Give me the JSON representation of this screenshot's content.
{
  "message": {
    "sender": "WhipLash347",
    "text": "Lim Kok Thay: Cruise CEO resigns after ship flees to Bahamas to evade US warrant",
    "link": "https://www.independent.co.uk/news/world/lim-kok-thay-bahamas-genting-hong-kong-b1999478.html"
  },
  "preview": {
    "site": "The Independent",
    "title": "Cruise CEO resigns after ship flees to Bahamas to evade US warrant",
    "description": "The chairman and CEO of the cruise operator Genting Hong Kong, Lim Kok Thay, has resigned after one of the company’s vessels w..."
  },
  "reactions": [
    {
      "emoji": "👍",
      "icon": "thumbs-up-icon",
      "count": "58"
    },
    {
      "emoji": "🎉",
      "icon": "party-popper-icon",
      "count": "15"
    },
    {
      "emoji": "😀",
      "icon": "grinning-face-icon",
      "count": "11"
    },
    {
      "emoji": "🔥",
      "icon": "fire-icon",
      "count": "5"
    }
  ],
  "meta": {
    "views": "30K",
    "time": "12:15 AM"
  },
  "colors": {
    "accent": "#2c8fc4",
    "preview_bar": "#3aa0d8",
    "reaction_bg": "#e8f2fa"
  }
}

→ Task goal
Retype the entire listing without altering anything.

→ Output of the exercise
Give me the JSON representation of this screenshot's content.
{
  "message": {
    "sender": "WhipLash347",
    "text": "Lim Kok Thay: Cruise CEO resigns after ship flees to Bahamas to evade US warrant",
    "link": "https://www.independent.co.uk/news/world/lim-kok-thay-bahamas-genting-hong-kong-b1999478.html"
  },
  "preview": {
    "site": "The Independent",
    "title": "Cruise CEO resigns after ship flees to Bahamas to evade US warrant",
    "description": "The chairman and CEO of the cruise operator Genting Hong Kong, Lim Kok Thay, has resigned after one of the company’s vessels w..."
  },
  "reactions": [
    {
      "emoji": "👍",
      "icon": "thumbs-up-icon",
      "count": "58"
    },
    {
      "emoji": "🎉",
      "icon": "party-popper-icon",
      "count": "15"
    },
    {
      "emoji": "😀",
      "icon": "grinning-face-icon",
      "count": "11"
    },
    {
      "emoji": "🔥",
      "icon": "fire-icon",
      "count": "5"
    }
  ],
  "meta": {
    "views": "30K",
    "time": "12:15 AM"
  },
  "colors": {
    "accent": "#2c8fc4",
    "preview_bar": "#3aa0d8",
    "reaction_bg": "#e8f2fa"
  }
}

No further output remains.